DIRECTIONS FOR THIS TASK:
What follows is a set of records; give them all back exactly.

INFORMATION PROVIDED section start

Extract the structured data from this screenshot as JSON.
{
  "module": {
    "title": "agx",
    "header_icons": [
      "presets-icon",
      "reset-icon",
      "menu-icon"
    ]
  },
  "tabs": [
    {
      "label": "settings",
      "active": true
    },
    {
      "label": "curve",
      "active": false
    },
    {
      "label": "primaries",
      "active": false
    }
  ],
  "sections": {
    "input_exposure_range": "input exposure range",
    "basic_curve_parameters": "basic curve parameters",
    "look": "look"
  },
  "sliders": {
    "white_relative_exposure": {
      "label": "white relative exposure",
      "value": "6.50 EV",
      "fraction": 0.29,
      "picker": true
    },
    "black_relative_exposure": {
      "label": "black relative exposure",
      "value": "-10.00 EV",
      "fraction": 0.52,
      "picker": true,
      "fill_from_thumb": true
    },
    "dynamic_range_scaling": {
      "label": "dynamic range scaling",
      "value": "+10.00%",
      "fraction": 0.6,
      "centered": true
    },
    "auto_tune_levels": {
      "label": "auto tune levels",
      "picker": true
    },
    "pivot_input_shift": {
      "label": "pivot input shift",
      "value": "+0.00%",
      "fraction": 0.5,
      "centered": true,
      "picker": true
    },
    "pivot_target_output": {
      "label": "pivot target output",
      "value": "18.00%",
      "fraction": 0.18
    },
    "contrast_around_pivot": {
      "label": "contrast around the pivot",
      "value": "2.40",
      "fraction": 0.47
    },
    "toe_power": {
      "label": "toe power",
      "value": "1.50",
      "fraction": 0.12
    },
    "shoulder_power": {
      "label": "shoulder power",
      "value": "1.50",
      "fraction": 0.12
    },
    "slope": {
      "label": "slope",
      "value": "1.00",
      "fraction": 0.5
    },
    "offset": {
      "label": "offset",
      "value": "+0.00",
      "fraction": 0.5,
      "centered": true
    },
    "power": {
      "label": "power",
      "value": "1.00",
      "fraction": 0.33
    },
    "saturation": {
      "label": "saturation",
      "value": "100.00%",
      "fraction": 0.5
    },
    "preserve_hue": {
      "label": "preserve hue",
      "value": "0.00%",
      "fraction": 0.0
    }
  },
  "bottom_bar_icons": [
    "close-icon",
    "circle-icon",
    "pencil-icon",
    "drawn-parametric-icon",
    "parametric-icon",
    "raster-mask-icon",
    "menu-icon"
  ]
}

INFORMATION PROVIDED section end

TASK OUTPUT:
Extract the structured data from this screenshot as JSON.
{
  "module": {
    "title": "agx",
    "header_icons": [
      "presets-icon",
      "reset-icon",
      "menu-icon"
    ]
  },
  "tabs": [
    {
      "label": "settings",
      "active": true
    },
    {
      "label": "curve",
      "active": false
    },
    {
      "label": "primaries",
      "active": false
    }
  ],
  "sections": {
    "input_exposure_range": "input exposure range",
    "basic_curve_parameters": "basic curve parameters",
    "look": "look"
  },
  "sliders": {
    "white_relative_exposure": {
      "label": "white relative exposure",
      "value": "6.50 EV",
      "fraction": 0.29,
      "picker": true
    },
    "black_relative_exposure": {
      "label": "black relative exposure",
      "value": "-10.00 EV",
      "fraction": 0.52,
      "picker": true,
      "fill_from_thumb": true
    },
    "dynamic_range_scaling": {
      "label": "dynamic range scaling",
      "value": "+10.00%",
      "fraction": 0.6,
      "centered": true
    },
    "auto_tune_levels": {
      "label": "auto tune levels",
      "picker": true
    },
    "pivot_input_shift": {
      "label": "pivot input shift",
      "value": "+0.00%",
      "fraction": 0.5,
      "centered": true,
      "picker": true
    },
    "pivot_target_output": {
      "label": "pivot target output",
      "value": "18.00%",
      "fraction": 0.18
    },
    "contrast_around_pivot": {
      "label": "contrast around the pivot",
      "value": "2.40",
      "fraction": 0.47
    },
    "toe_power": {
      "label": "toe power",
      "value": "1.50",
      "fraction": 0.12
    },
    "shoulder_power": {
      "label": "shoulder power",
      "value": "1.50",
      "fraction": 0.12
    },
    "slope": {
      "label": "slope",
      "value": "1.00",
      "fraction": 0.5
    },
    "offset": {
      "label": "offset",
      "value": "+0.00",
      "fraction": 0.5,
      "centered": true
    },
    "power": {
      "label": "power",
      "value": "1.00",
      "fraction": 0.33
    },
    "saturation": {
      "label": "saturation",
      "value": "100.00%",
      "fraction": 0.5
    },
    "preserve_hue": {
      "label": "preserve hue",
      "value": "0.00%",
      "fraction": 0.0
    }
  },
  "bottom_bar_icons": [
    "close-icon",
    "circle-icon",
    "pencil-icon",
    "drawn-parametric-icon",
    "parametric-icon",
    "raster-mask-icon",
    "menu-icon"
  ]
}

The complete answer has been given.